Top of INFORMATION SHOWN

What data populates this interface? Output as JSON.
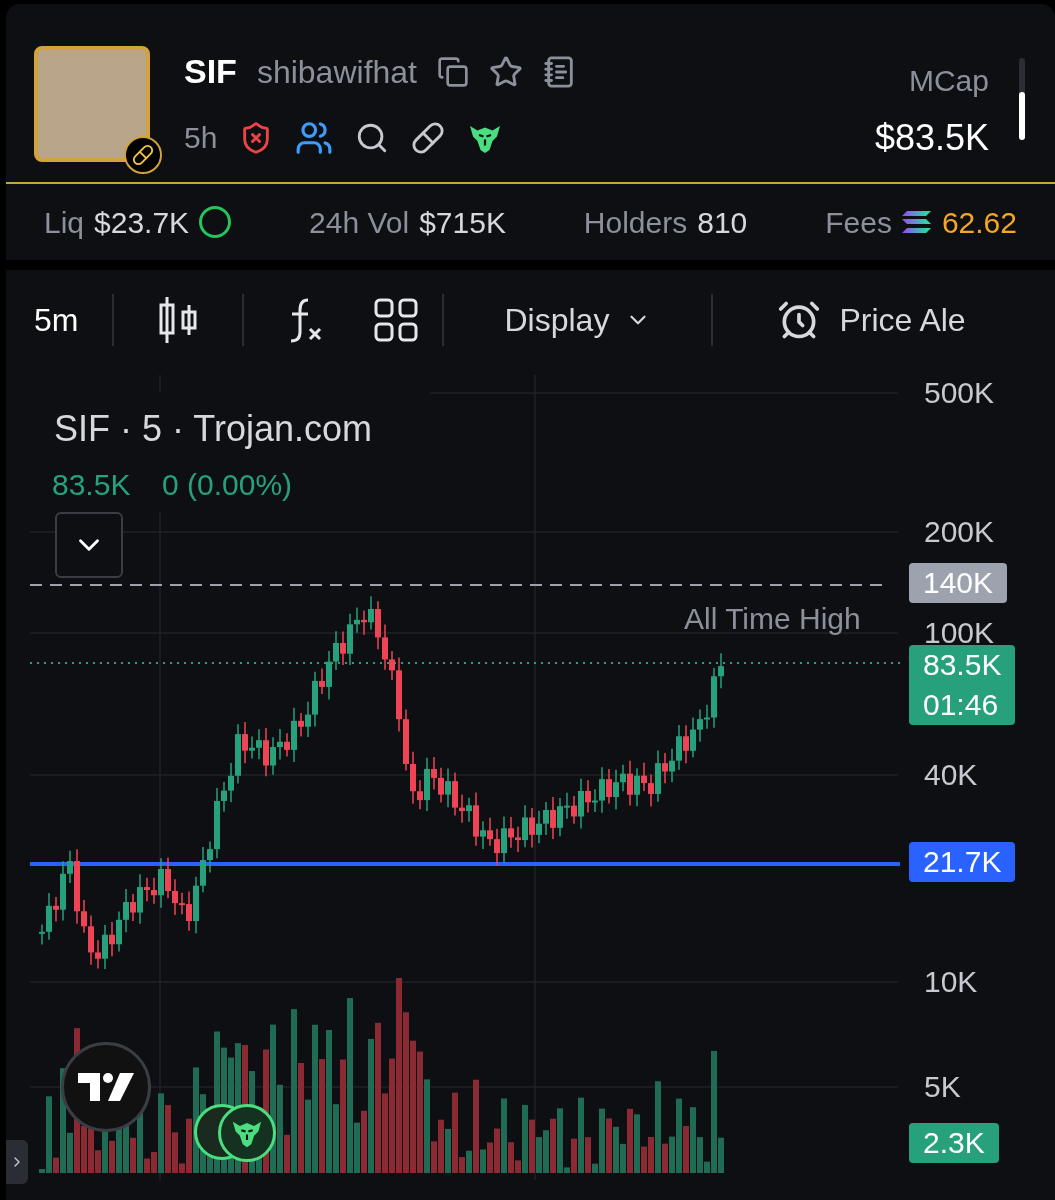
{
  "token": {
    "symbol": "SIF",
    "name": "shibawifhat",
    "age": "5h"
  },
  "mcap": {
    "label": "MCap",
    "value": "$83.5K"
  },
  "stats": [
    {
      "label": "Liq",
      "value": "$23.7K",
      "kind": "liq"
    },
    {
      "label": "24h Vol",
      "value": "$715K",
      "kind": "plain"
    },
    {
      "label": "Holders",
      "value": "810",
      "kind": "plain"
    },
    {
      "label": "Fees",
      "value": "62.62",
      "kind": "fees"
    }
  ],
  "toolbar": {
    "interval": "5m",
    "display": "Display",
    "alert": "Price Ale"
  },
  "chart": {
    "legend_title": "SIF · 5 · Trojan.com",
    "legend_value": "83.5K",
    "legend_change": "0 (0.00%)",
    "ath_label": "All Time High",
    "y_labels": [
      "500K",
      "200K",
      "100K",
      "40K",
      "10K",
      "5K"
    ],
    "tags": [
      {
        "text": "140K",
        "kind": "ath"
      },
      {
        "text": "83.5K",
        "sub": "01:46",
        "kind": "last"
      },
      {
        "text": "21.7K",
        "kind": "line"
      },
      {
        "text": "2.3K",
        "kind": "volume"
      }
    ]
  }
}
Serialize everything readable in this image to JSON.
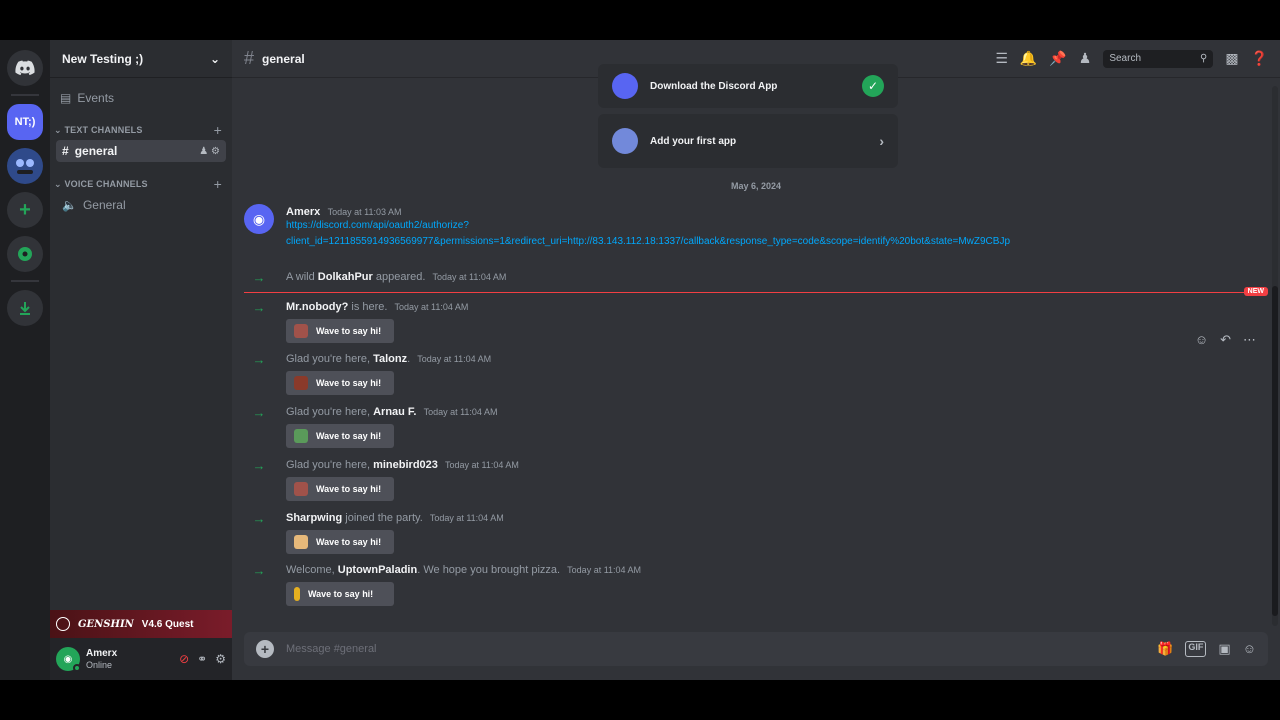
{
  "server_rail": {
    "items": [
      {
        "label": "",
        "icon": "discord-icon"
      },
      {
        "label": "NT;)"
      },
      {
        "label": "",
        "icon": "server-avatar"
      },
      {
        "label": "+",
        "icon": "add-server-icon"
      },
      {
        "label": "",
        "icon": "explore-icon"
      },
      {
        "label": "",
        "icon": "download-icon"
      }
    ]
  },
  "sidebar": {
    "guild_name": "New Testing ;)",
    "events_label": "Events",
    "text_category": "TEXT CHANNELS",
    "voice_category": "VOICE CHANNELS",
    "text_channels": [
      {
        "name": "general"
      }
    ],
    "voice_channels": [
      {
        "name": "General"
      }
    ],
    "quest": {
      "game": "GENSHIN",
      "label": "V4.6 Quest"
    },
    "user": {
      "name": "Amerx",
      "status": "Online"
    }
  },
  "topbar": {
    "channel": "general",
    "search_placeholder": "Search"
  },
  "cards": [
    {
      "label": "Download the Discord App",
      "done": true
    },
    {
      "label": "Add your first app",
      "done": false
    }
  ],
  "date_divider": "May 6, 2024",
  "messages": {
    "amerx": {
      "author": "Amerx",
      "timestamp": "Today at 11:03 AM",
      "link_line1": "https://discord.com/api/oauth2/authorize?",
      "link_line2": "client_id=1211855914936569977&permissions=1&redirect_uri=http://83.143.112.18:1337/callback&response_type=code&scope=identify%20bot&state=MwZ9CBJp"
    },
    "system": [
      {
        "pre": "A wild ",
        "name": "DolkahPur",
        "post": " appeared.",
        "ts": "Today at 11:04 AM"
      },
      {
        "pre": "",
        "name": "Mr.nobody?",
        "post": " is here.",
        "ts": "Today at 11:04 AM"
      },
      {
        "pre": "Glad you're here, ",
        "name": "Talonz",
        "post": ".",
        "ts": "Today at 11:04 AM"
      },
      {
        "pre": "Glad you're here, ",
        "name": "Arnau F.",
        "post": "",
        "ts": "Today at 11:04 AM"
      },
      {
        "pre": "Glad you're here, ",
        "name": "minebird023",
        "post": "",
        "ts": "Today at 11:04 AM"
      },
      {
        "pre": "",
        "name": "Sharpwing",
        "post": " joined the party.",
        "ts": "Today at 11:04 AM"
      },
      {
        "pre": "Welcome, ",
        "name": "UptownPaladin",
        "post": ". We hope you brought pizza.",
        "ts": "Today at 11:04 AM"
      }
    ],
    "wave_label": "Wave to say hi!",
    "new_tag": "NEW"
  },
  "composer": {
    "placeholder": "Message #general"
  },
  "colors": {
    "accent": "#5865f2",
    "online": "#23a559",
    "link": "#00a8fc",
    "new": "#f23f43"
  }
}
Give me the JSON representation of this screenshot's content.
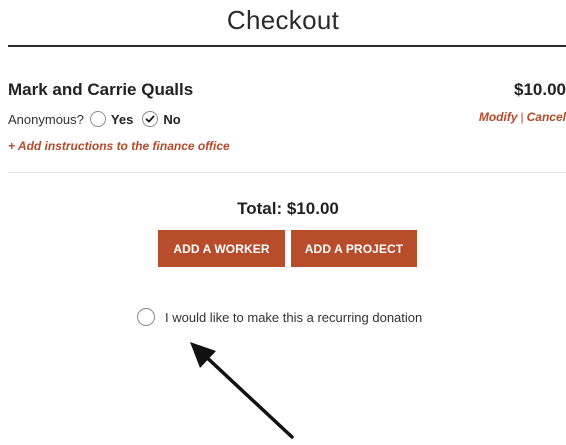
{
  "page": {
    "title": "Checkout"
  },
  "item": {
    "name": "Mark and Carrie Qualls",
    "price": "$10.00",
    "anonymous_label": "Anonymous?",
    "option_yes": "Yes",
    "option_no": "No",
    "selected_option": "No",
    "modify_label": "Modify",
    "separator": "|",
    "cancel_label": "Cancel",
    "add_instructions": "+ Add instructions to the finance office"
  },
  "summary": {
    "total": "Total: $10.00"
  },
  "buttons": {
    "add_worker": "ADD A WORKER",
    "add_project": "ADD A PROJECT"
  },
  "recurring": {
    "label": "I would like to make this a recurring donation",
    "checked": false
  },
  "colors": {
    "accent": "#b84d2c",
    "link": "#b24a2b",
    "text": "#222222"
  },
  "icons": {
    "selected_radio": "checkmark-icon",
    "annotation": "arrow-icon"
  }
}
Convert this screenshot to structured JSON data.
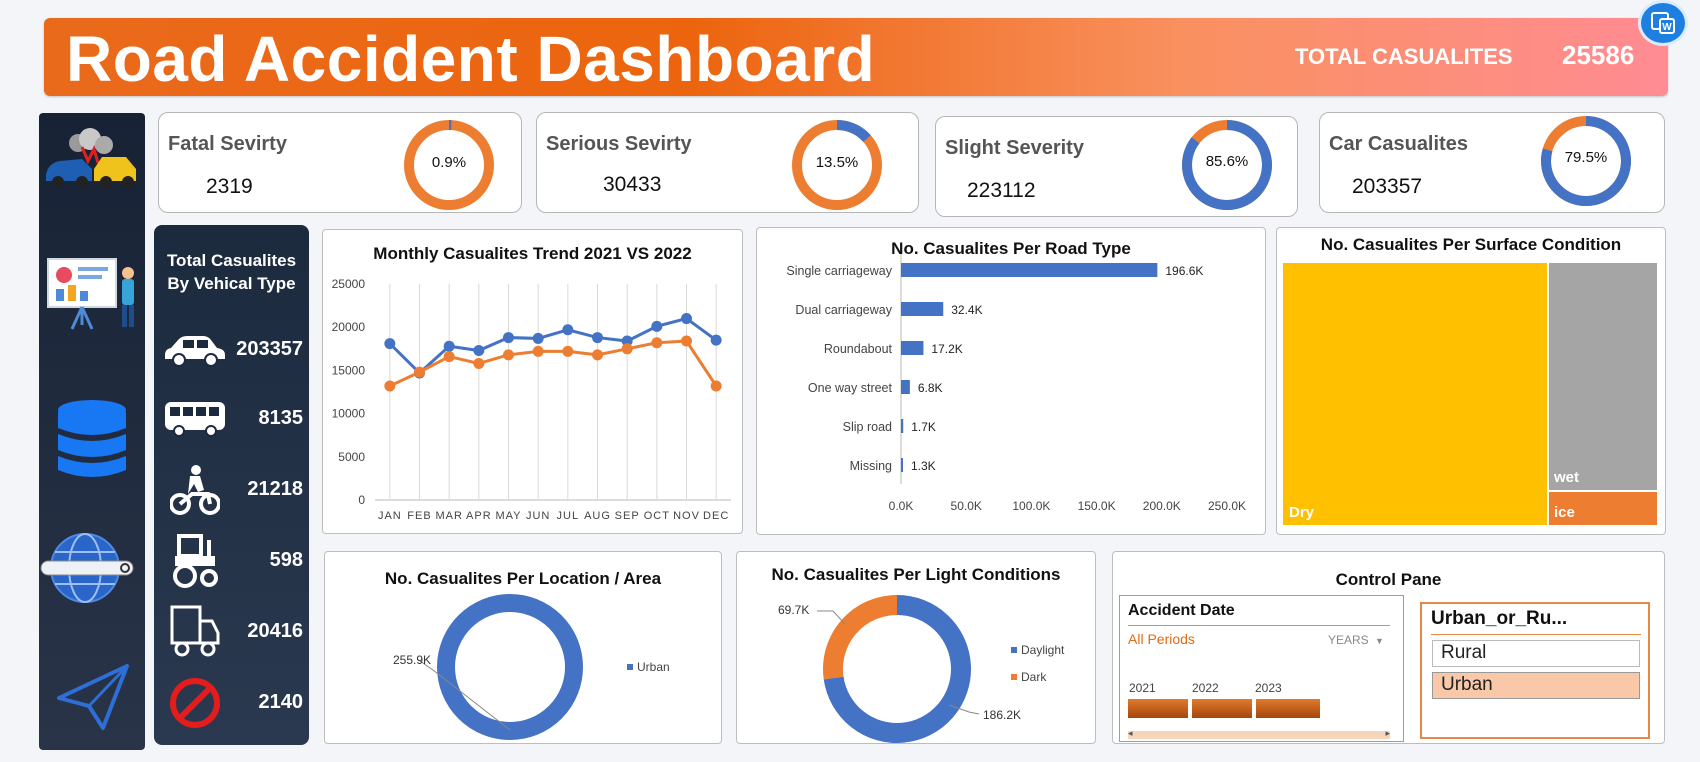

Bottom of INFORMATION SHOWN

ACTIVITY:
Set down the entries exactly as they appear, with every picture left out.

SOLUTION TO THIS PROBLEM:
What data populates this interface? Output as JSON.
{
  "token": {
    "symbol": "SIF",
    "name": "shibawifhat",
    "age": "5h"
  },
  "mcap": {
    "label": "MCap",
    "value": "$83.5K"
  },
  "stats": [
    {
      "label": "Liq",
      "value": "$23.7K",
      "kind": "liq"
    },
    {
      "label": "24h Vol",
      "value": "$715K",
      "kind": "plain"
    },
    {
      "label": "Holders",
      "value": "810",
      "kind": "plain"
    },
    {
      "label": "Fees",
      "value": "62.62",
      "kind": "fees"
    }
  ],
  "toolbar": {
    "interval": "5m",
    "display": "Display",
    "alert": "Price Ale"
  },
  "chart": {
    "legend_title": "SIF · 5 · Trojan.com",
    "legend_value": "83.5K",
    "legend_change": "0 (0.00%)",
    "ath_label": "All Time High",
    "y_labels": [
      "500K",
      "200K",
      "100K",
      "40K",
      "10K",
      "5K"
    ],
    "tags": [
      {
        "text": "140K",
        "kind": "ath"
      },
      {
        "text": "83.5K",
        "sub": "01:46",
        "kind": "last"
      },
      {
        "text": "21.7K",
        "kind": "line"
      },
      {
        "text": "2.3K",
        "kind": "volume"
      }
    ]
  }
}
Serialize everything readable in this image to JSON.
{
  "server_rail": {
    "items": [
      {
        "label": "",
        "icon": "discord-icon"
      },
      {
        "label": "NT;)"
      },
      {
        "label": "",
        "icon": "server-avatar"
      },
      {
        "label": "+",
        "icon": "add-server-icon"
      },
      {
        "label": "",
        "icon": "explore-icon"
      },
      {
        "label": "",
        "icon": "download-icon"
      }
    ]
  },
  "sidebar": {
    "guild_name": "New Testing ;)",
    "events_label": "Events",
    "text_category": "TEXT CHANNELS",
    "voice_category": "VOICE CHANNELS",
    "text_channels": [
      {
        "name": "general"
      }
    ],
    "voice_channels": [
      {
        "name": "General"
      }
    ],
    "quest": {
      "game": "GENSHIN",
      "label": "V4.6 Quest"
    },
    "user": {
      "name": "Amerx",
      "status": "Online"
    }
  },
  "topbar": {
    "channel": "general",
    "search_placeholder": "Search"
  },
  "cards": [
    {
      "label": "Download the Discord App",
      "done": true
    },
    {
      "label": "Add your first app",
      "done": false
    }
  ],
  "date_divider": "May 6, 2024",
  "messages": {
    "amerx": {
      "author": "Amerx",
      "timestamp": "Today at 11:03 AM",
      "link_line1": "https://discord.com/api/oauth2/authorize?",
      "link_line2": "client_id=1211855914936569977&permissions=1&redirect_uri=http://83.143.112.18:1337/callback&response_type=code&scope=identify%20bot&state=MwZ9CBJp"
    },
    "system": [
      {
        "pre": "A wild ",
        "name": "DolkahPur",
        "post": " appeared.",
        "ts": "Today at 11:04 AM"
      },
      {
        "pre": "",
        "name": "Mr.nobody?",
        "post": " is here.",
        "ts": "Today at 11:04 AM"
      },
      {
        "pre": "Glad you're here, ",
        "name": "Talonz",
        "post": ".",
        "ts": "Today at 11:04 AM"
      },
      {
        "pre": "Glad you're here, ",
        "name": "Arnau F.",
        "post": "",
        "ts": "Today at 11:04 AM"
      },
      {
        "pre": "Glad you're here, ",
        "name": "minebird023",
        "post": "",
        "ts": "Today at 11:04 AM"
      },
      {
        "pre": "",
        "name": "Sharpwing",
        "post": " joined the party.",
        "ts": "Today at 11:04 AM"
      },
      {
        "pre": "Welcome, ",
        "name": "UptownPaladin",
        "post": ". We hope you brought pizza.",
        "ts": "Today at 11:04 AM"
      }
    ],
    "wave_label": "Wave to say hi!",
    "new_tag": "NEW"
  },
  "composer": {
    "placeholder": "Message #general"
  },
  "colors": {
    "accent": "#5865f2",
    "online": "#23a559",
    "link": "#00a8fc",
    "new": "#f23f43"
  }
}
Give me the JSON representation of this screenshot's content.
{
  "page": {
    "title": "Checkout"
  },
  "item": {
    "name": "Mark and Carrie Qualls",
    "price": "$10.00",
    "anonymous_label": "Anonymous?",
    "option_yes": "Yes",
    "option_no": "No",
    "selected_option": "No",
    "modify_label": "Modify",
    "separator": "|",
    "cancel_label": "Cancel",
    "add_instructions": "+ Add instructions to the finance office"
  },
  "summary": {
    "total": "Total: $10.00"
  },
  "buttons": {
    "add_worker": "ADD A WORKER",
    "add_project": "ADD A PROJECT"
  },
  "recurring": {
    "label": "I would like to make this a recurring donation",
    "checked": false
  },
  "colors": {
    "accent": "#b84d2c",
    "link": "#b24a2b",
    "text": "#222222"
  },
  "icons": {
    "selected_radio": "checkmark-icon",
    "annotation": "arrow-icon"
  }
}
Convert this screenshot to structured JSON data.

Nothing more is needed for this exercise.